08: A Graphic Diary of the Campaign Trail by Michael Crowley and Dan Goldman

Categories:  Reviews
Tags: , , , , , , , , ,

08: A Graphic Diary of the Campaign Trail
By Michael Crowley and Dan Goldman
Three Rivers Press

michaelcrowley08coverThe non-fiction graphic novel has, by most accounts been largely neglected. Those well-received works that have ventured into that world—Maus, Palestine, Perselopis, et al.—have largely been content to bide by independent comics’ fiction with the first-person narrative. This fact takes nothing away from their staggering importance to the medium—all of the above bravely tackled difficult and important issues while bringing comics a new-found level of respect both among the literati and a mainstream readership.

Their fixation with the memoir does, however, point to a seemingly fundamental hang up with the style—illustrated by that troublesome label “graphic novel,” a term which, in its very essence, implies some form of fictionalization, or, at the very least, the sort of first-person storytelling that often designates prose books for the fiction shelves. In a sense, it also points to a problem with scope.

There are few sufficiently educated in the world of sequential art who would argue that the medium presents more limitations its prose counterparts.  But as is often the case, it takes an outsider to shake things up. Michael Crowley’s 08 is hardly the first book to prevent a news-styled piece of graphic non-fiction, but it certainly is a member of a far rarer breed than one might reasonably expect.

Read the rest of this entry »

Election 2008: An Interview with Tim Kreider

Categories:  Features, Interviews
Tags: , , , , , ,
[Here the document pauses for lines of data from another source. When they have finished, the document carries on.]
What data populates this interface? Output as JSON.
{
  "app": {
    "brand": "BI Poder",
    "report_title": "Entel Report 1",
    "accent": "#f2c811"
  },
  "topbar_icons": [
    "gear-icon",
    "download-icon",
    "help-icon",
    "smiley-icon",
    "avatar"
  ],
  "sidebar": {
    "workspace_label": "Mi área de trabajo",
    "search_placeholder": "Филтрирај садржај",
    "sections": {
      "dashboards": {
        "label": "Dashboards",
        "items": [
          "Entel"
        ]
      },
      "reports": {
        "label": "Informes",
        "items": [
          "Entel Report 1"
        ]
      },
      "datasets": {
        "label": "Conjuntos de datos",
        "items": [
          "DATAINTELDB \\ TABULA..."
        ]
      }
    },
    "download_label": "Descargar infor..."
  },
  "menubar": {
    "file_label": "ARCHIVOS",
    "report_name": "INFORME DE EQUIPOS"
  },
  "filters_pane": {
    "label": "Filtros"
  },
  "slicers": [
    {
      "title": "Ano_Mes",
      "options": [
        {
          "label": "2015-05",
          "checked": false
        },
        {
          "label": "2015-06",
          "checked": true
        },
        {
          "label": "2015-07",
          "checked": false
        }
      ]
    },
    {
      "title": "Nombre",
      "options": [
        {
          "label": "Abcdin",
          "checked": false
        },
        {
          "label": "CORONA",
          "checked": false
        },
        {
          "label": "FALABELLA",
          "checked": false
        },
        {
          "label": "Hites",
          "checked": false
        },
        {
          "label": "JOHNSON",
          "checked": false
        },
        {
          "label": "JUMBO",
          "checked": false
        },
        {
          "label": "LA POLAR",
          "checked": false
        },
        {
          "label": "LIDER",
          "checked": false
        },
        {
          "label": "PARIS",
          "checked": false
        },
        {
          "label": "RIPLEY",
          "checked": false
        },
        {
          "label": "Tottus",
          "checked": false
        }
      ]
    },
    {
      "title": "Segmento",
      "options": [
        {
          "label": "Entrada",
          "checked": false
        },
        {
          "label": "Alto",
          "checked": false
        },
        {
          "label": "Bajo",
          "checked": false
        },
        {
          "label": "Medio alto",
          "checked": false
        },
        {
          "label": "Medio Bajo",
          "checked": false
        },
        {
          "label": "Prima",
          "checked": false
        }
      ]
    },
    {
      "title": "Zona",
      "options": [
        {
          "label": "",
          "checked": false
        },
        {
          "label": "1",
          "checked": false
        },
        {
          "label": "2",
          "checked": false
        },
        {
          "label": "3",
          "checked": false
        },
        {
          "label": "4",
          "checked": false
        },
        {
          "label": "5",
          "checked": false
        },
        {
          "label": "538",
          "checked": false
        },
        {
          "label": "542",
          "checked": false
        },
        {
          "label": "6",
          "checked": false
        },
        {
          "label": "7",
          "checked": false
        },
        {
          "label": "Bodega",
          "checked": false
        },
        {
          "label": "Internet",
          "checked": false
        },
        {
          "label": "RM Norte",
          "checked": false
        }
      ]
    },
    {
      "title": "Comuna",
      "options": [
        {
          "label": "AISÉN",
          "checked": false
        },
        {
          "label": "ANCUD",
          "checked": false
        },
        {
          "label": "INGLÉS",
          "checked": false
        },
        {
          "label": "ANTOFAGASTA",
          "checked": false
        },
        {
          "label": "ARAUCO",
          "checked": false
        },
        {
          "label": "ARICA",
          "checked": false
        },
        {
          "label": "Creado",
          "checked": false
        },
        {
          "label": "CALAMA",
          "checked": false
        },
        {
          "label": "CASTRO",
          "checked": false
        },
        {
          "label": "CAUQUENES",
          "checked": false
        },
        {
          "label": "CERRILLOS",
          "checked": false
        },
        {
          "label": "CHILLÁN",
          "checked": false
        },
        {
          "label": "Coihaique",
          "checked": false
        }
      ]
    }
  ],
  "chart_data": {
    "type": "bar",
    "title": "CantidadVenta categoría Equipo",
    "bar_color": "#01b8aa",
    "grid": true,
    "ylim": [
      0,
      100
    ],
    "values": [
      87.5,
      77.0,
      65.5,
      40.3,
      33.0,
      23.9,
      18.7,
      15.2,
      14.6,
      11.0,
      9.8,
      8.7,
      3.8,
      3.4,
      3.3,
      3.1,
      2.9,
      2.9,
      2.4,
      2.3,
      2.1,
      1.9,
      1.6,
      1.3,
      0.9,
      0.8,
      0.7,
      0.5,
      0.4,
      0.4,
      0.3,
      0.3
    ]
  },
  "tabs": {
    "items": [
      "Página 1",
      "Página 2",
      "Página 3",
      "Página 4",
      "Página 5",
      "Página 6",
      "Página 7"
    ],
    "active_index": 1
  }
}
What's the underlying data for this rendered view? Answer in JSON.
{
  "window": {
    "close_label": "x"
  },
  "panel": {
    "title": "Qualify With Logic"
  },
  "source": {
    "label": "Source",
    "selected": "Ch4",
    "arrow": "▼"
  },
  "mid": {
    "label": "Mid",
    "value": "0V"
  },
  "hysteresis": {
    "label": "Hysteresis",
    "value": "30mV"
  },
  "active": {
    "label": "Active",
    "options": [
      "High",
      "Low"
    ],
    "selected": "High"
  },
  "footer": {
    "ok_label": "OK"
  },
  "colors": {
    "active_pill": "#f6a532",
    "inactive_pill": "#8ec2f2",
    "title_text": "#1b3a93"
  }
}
For hundreds of years, editorial cartooning has played a role central to the political process, criticizing, lampooning, and generally bringing down a peg those who have chosen to place themselves on soapboxes. The medium has proven itself an ideal format for those subject matters we’ve otherwise had difficultly expressing by other means.

We’re two days away from what many on all sides of the political divide have deemed the most important election of their lifetime, and while we’re not quite at the finish line looking back, we’ve certainly experienced enough over the past ten months to give us a fitting picture of how the majority of the 2008 presidential election has played out. The time seemed opportune to speak with a veteran political cartoonist about the ways in which the race has played out on their end—a state of the union of sorts for editorial cartooning.

When I put the call out suggested interviewees (thanks, Twitter), the majority of responses turned to Tim Kreider. Kreider has been producing his weekly strip, The Pain—When Will it End, since 1997. About three years into the process, said pain turned external, and the artist’s work shifted its focus toward the political, a move which soon consumed his work, transforming him, for better or worse, into a full-fledged political cartoonist.

Kreider’s work has since been anthologized as two books by Fantagraphics: The Pain—When will it End and Why do They Kill Me? Recently, the artist announced plans to end the publication of  his weekly strip in its current form, early next year.

We spoke to Kreider about the state of editorial cartooning in 2008, the role of equal time, and what precisely his proposed retirement means.

Read the rest of this entry »